    5. Yes he also added he didn't think lawmakers ever thought about that possibility. One thing I don't get about the perpetual bond analogy: IBMs perpetual bond would find its footing at a very low level but the central banks currency is not at a very low level compared to held assets?

  8. Fantastic clear post!

    You've clearly set out just how I was trying to see things (but I was still muddled).

    Simply being able to transport purchasing power through time is an extremely sort after characteristic for an asset. Curency of a stable government can be the ultimate exemplar of that valuable characteristic.

    Hyperinflations often entail people fearing that the monetary authority isn't going to last. The currency of the loosing side in a war is a classic hyperinflation danger. I've sometimes wondered whether countries such as Switzerland and Singapore like having foreign owners of their currency and bonds as a way to have a set of powerful foreign people who want to ensure the protection of the Swiss or Singapore state as a way to protect their savings.

  9. You haven't directly mentioned the "option value" of currency here but I think it may be relevant. Perhaps the clearest description I have seen for this is from an interview with Warren Buffett’s biographer Alice Schroeder:-

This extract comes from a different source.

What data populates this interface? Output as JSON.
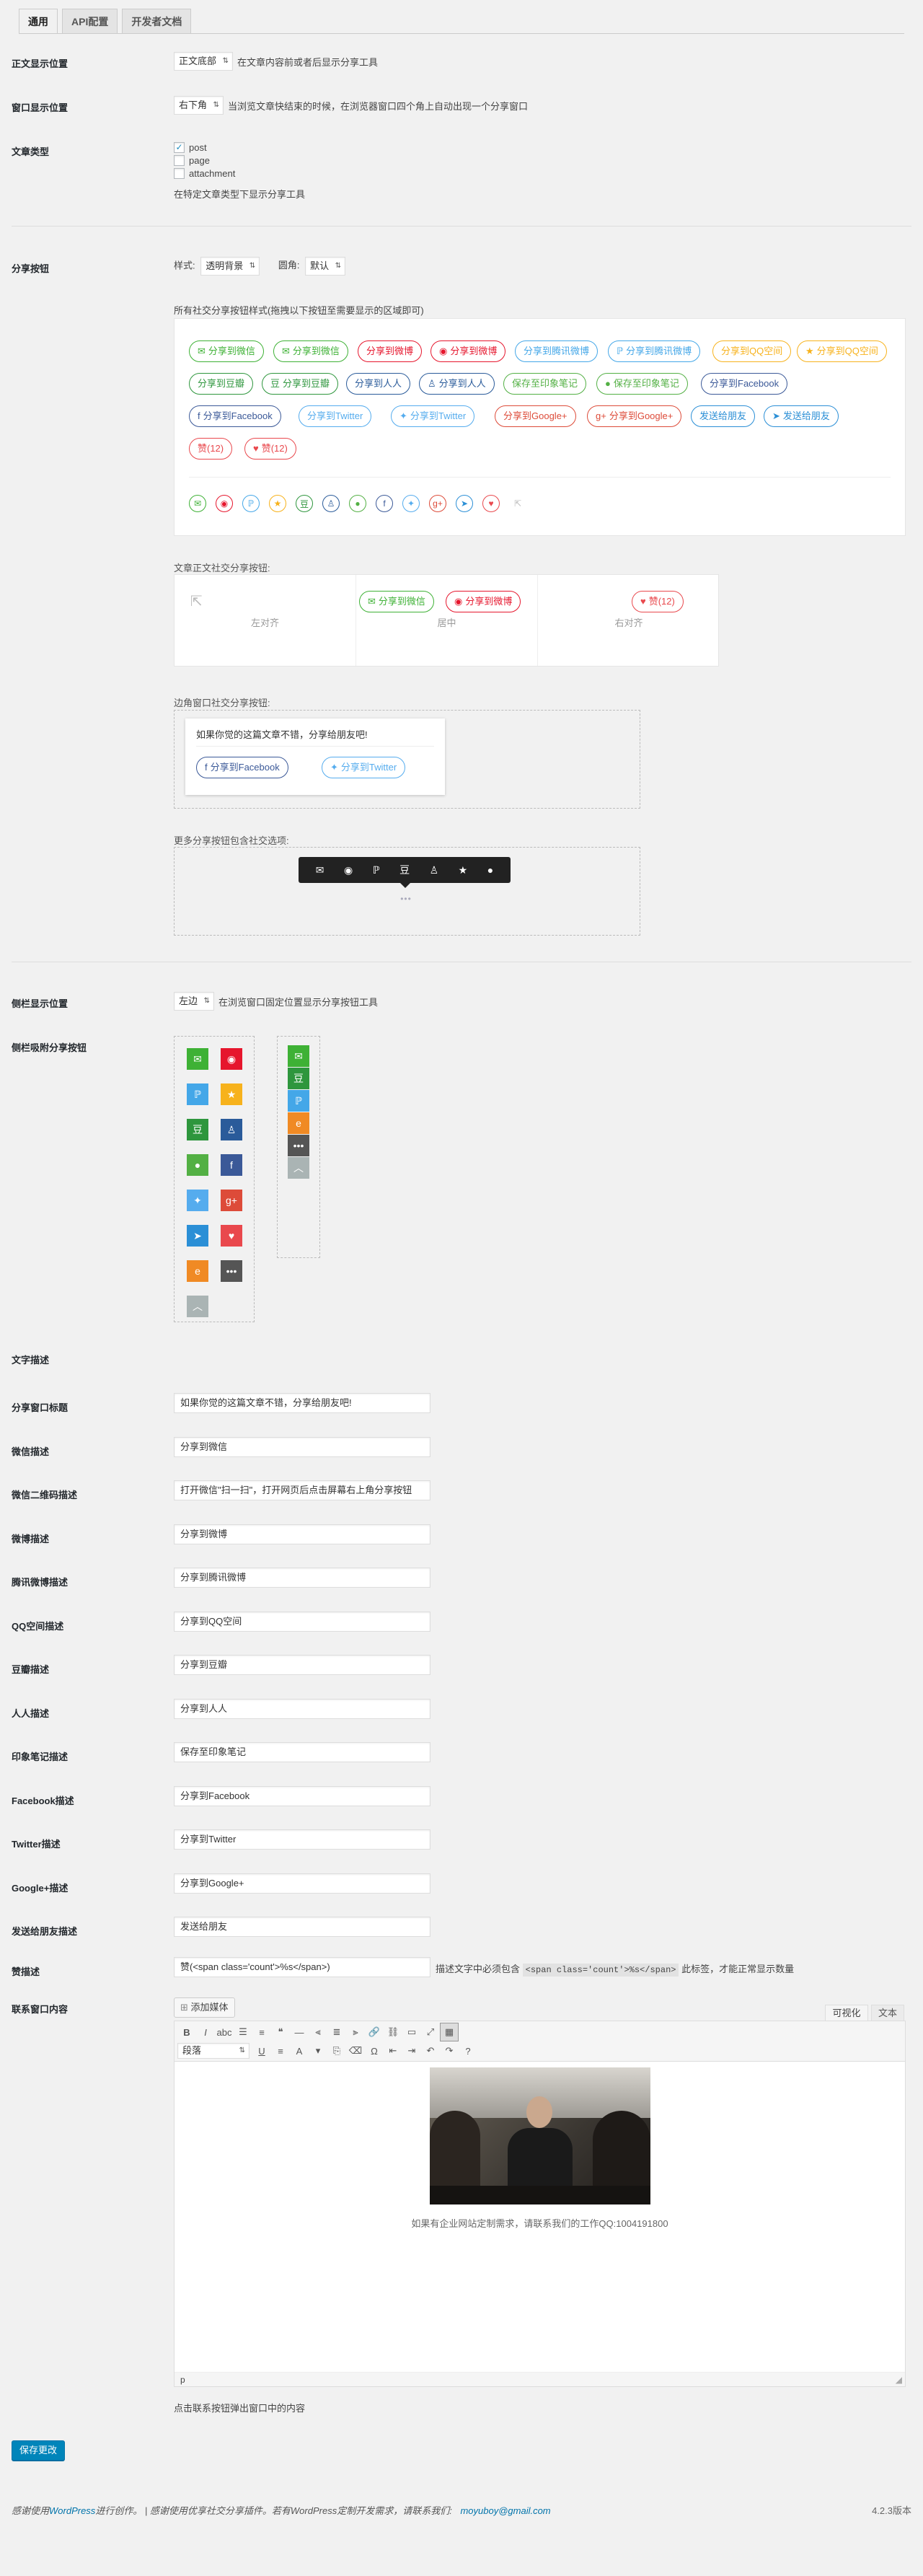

    “”He thinks of cash as a call option with no expiration date, an option on every asset class, with no strike price.” It is a pretty fundamental insight. Because once an investor looks at cash as an option – in essence, the price of being able to scoop up a bargain when it becomes available – it is less tempting to be bothered by the fact that in the short term, it earns almost nothing. Suddenly, an investor’s asset allocation decisions are not simply between earning nothing in cash and earning something in bonds or stocks. The key question becomes: How much can the cash earn if I have it when I need it to buy other assets that are cheap, versus the upfront cost of holding it? “There’s a perception that Buffett just likes cash and lets cash build up, but that optionality is actually pretty mathematically based, even if he does the math in his head, which he almost always does,””

    I think the value stability that confers that attribute is anchored in the fact that so many real prices and contracts are denominated in the currency. That in itself gives it value (so long as the monetary system itself is expected to persist).

  10. You write "When our IBM perpetual bond ceases to pay interest its price will quickly plunge, just like a normal bond. But it's price won't fall to zero. At some very low level, value investors will line up to buy the bond because its price is expected to rise at a competitive rate. [..] What drives this expectation? Though the bond promises neither a return of principal nor interest payments, it still offers a fixed residual claim on a firm's assets come bankruptcy, windup, or a takeover. This gives value investors a focal point on which they can price the instrument."

    Why do you think its price is expected to rise? I assume that this price should be equal to some average discounted value as estimated by investors, which (assuming a certain interest rate) is a function of estimated likelihood of payout, estimated size of payout and estimated moment of payout. A price rise implies that, as time goes by, the likelihood of bankruptcy, windup, or a takeover should increase, and/or the expected payment should increase and/or that the moment that this could happen comes closer. But why would that be the case?